Required action | Reproduce the entries so that every line matches the original exactly.

Supplied records |
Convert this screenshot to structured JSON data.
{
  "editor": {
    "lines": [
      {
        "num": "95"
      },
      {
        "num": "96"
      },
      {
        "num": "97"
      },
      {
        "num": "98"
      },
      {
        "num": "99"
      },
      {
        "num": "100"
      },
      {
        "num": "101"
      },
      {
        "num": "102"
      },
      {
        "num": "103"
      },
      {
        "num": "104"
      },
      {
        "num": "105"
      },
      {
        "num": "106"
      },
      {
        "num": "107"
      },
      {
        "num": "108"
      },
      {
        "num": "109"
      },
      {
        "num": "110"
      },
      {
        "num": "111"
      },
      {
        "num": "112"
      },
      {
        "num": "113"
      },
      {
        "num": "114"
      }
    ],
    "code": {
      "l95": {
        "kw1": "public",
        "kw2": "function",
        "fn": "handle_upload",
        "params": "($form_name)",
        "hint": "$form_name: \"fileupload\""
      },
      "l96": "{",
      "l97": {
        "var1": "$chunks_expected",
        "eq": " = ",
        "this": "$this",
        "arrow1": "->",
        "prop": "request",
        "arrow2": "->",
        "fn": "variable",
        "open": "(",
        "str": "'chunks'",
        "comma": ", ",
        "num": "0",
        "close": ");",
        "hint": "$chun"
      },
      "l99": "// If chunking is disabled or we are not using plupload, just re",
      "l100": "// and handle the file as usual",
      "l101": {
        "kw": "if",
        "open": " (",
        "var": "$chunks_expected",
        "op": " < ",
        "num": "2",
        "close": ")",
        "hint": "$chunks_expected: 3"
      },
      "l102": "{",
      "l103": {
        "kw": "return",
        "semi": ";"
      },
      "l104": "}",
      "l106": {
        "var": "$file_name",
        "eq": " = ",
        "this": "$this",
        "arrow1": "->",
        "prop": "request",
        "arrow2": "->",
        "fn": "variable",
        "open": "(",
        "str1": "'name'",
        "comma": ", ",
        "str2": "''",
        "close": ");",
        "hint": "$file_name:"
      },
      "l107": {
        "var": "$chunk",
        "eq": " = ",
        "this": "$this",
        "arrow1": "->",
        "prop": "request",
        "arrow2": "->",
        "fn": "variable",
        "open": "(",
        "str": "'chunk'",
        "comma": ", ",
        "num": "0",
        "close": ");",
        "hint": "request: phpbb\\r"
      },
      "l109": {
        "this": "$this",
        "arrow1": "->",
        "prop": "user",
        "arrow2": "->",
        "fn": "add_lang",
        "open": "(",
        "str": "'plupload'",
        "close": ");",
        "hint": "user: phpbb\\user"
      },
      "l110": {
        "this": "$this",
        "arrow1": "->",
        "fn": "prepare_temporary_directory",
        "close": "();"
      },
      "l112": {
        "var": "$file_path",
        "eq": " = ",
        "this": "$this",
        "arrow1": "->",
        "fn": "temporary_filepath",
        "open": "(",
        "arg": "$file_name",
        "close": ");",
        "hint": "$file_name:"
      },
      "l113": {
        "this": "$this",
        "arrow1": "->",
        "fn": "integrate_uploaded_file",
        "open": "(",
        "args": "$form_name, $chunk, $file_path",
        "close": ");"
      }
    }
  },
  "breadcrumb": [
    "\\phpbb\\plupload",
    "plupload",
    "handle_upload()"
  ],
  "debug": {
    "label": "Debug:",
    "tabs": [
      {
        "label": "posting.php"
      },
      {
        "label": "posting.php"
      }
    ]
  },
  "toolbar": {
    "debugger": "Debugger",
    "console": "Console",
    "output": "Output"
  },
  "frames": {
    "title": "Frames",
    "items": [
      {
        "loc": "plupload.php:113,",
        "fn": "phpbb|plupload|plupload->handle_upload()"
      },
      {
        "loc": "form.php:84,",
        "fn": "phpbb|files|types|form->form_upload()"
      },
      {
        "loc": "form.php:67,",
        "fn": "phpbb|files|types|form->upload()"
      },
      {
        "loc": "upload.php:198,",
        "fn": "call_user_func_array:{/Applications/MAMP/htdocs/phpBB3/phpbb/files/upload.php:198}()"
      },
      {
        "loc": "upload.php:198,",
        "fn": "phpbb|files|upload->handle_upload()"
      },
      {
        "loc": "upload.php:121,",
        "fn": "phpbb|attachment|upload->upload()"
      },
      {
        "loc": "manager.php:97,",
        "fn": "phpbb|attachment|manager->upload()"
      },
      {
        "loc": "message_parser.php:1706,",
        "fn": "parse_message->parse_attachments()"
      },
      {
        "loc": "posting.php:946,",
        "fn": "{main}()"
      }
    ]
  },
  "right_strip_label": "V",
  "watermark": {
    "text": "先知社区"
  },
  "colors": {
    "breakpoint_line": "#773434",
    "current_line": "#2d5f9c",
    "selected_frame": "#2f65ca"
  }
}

Solution to the exercise |
Convert this screenshot to structured JSON data.
{
  "editor": {
    "lines": [
      {
        "num": "95"
      },
      {
        "num": "96"
      },
      {
        "num": "97"
      },
      {
        "num": "98"
      },
      {
        "num": "99"
      },
      {
        "num": "100"
      },
      {
        "num": "101"
      },
      {
        "num": "102"
      },
      {
        "num": "103"
      },
      {
        "num": "104"
      },
      {
        "num": "105"
      },
      {
        "num": "106"
      },
      {
        "num": "107"
      },
      {
        "num": "108"
      },
      {
        "num": "109"
      },
      {
        "num": "110"
      },
      {
        "num": "111"
      },
      {
        "num": "112"
      },
      {
        "num": "113"
      },
      {
        "num": "114"
      }
    ],
    "code": {
      "l95": {
        "kw1": "public",
        "kw2": "function",
        "fn": "handle_upload",
        "params": "($form_name)",
        "hint": "$form_name: \"fileupload\""
      },
      "l96": "{",
      "l97": {
        "var1": "$chunks_expected",
        "eq": " = ",
        "this": "$this",
        "arrow1": "->",
        "prop": "request",
        "arrow2": "->",
        "fn": "variable",
        "open": "(",
        "str": "'chunks'",
        "comma": ", ",
        "num": "0",
        "close": ");",
        "hint": "$chun"
      },
      "l99": "// If chunking is disabled or we are not using plupload, just re",
      "l100": "// and handle the file as usual",
      "l101": {
        "kw": "if",
        "open": " (",
        "var": "$chunks_expected",
        "op": " < ",
        "num": "2",
        "close": ")",
        "hint": "$chunks_expected: 3"
      },
      "l102": "{",
      "l103": {
        "kw": "return",
        "semi": ";"
      },
      "l104": "}",
      "l106": {
        "var": "$file_name",
        "eq": " = ",
        "this": "$this",
        "arrow1": "->",
        "prop": "request",
        "arrow2": "->",
        "fn": "variable",
        "open": "(",
        "str1": "'name'",
        "comma": ", ",
        "str2": "''",
        "close": ");",
        "hint": "$file_name:"
      },
      "l107": {
        "var": "$chunk",
        "eq": " = ",
        "this": "$this",
        "arrow1": "->",
        "prop": "request",
        "arrow2": "->",
        "fn": "variable",
        "open": "(",
        "str": "'chunk'",
        "comma": ", ",
        "num": "0",
        "close": ");",
        "hint": "request: phpbb\\r"
      },
      "l109": {
        "this": "$this",
        "arrow1": "->",
        "prop": "user",
        "arrow2": "->",
        "fn": "add_lang",
        "open": "(",
        "str": "'plupload'",
        "close": ");",
        "hint": "user: phpbb\\user"
      },
      "l110": {
        "this": "$this",
        "arrow1": "->",
        "fn": "prepare_temporary_directory",
        "close": "();"
      },
      "l112": {
        "var": "$file_path",
        "eq": " = ",
        "this": "$this",
        "arrow1": "->",
        "fn": "temporary_filepath",
        "open": "(",
        "arg": "$file_name",
        "close": ");",
        "hint": "$file_name:"
      },
      "l113": {
        "this": "$this",
        "arrow1": "->",
        "fn": "integrate_uploaded_file",
        "open": "(",
        "args": "$form_name, $chunk, $file_path",
        "close": ");"
      }
    }
  },
  "breadcrumb": [
    "\\phpbb\\plupload",
    "plupload",
    "handle_upload()"
  ],
  "debug": {
    "label": "Debug:",
    "tabs": [
      {
        "label": "posting.php"
      },
      {
        "label": "posting.php"
      }
    ]
  },
  "toolbar": {
    "debugger": "Debugger",
    "console": "Console",
    "output": "Output"
  },
  "frames": {
    "title": "Frames",
    "items": [
      {
        "loc": "plupload.php:113,",
        "fn": "phpbb|plupload|plupload->handle_upload()"
      },
      {
        "loc": "form.php:84,",
        "fn": "phpbb|files|types|form->form_upload()"
      },
      {
        "loc": "form.php:67,",
        "fn": "phpbb|files|types|form->upload()"
      },
      {
        "loc": "upload.php:198,",
        "fn": "call_user_func_array:{/Applications/MAMP/htdocs/phpBB3/phpbb/files/upload.php:198}()"
      },
      {
        "loc": "upload.php:198,",
        "fn": "phpbb|files|upload->handle_upload()"
      },
      {
        "loc": "upload.php:121,",
        "fn": "phpbb|attachment|upload->upload()"
      },
      {
        "loc": "manager.php:97,",
        "fn": "phpbb|attachment|manager->upload()"
      },
      {
        "loc": "message_parser.php:1706,",
        "fn": "parse_message->parse_attachments()"
      },
      {
        "loc": "posting.php:946,",
        "fn": "{main}()"
      }
    ]
  },
  "right_strip_label": "V",
  "watermark": {
    "text": "先知社区"
  },
  "colors": {
    "breakpoint_line": "#773434",
    "current_line": "#2d5f9c",
    "selected_frame": "#2f65ca"
  }
}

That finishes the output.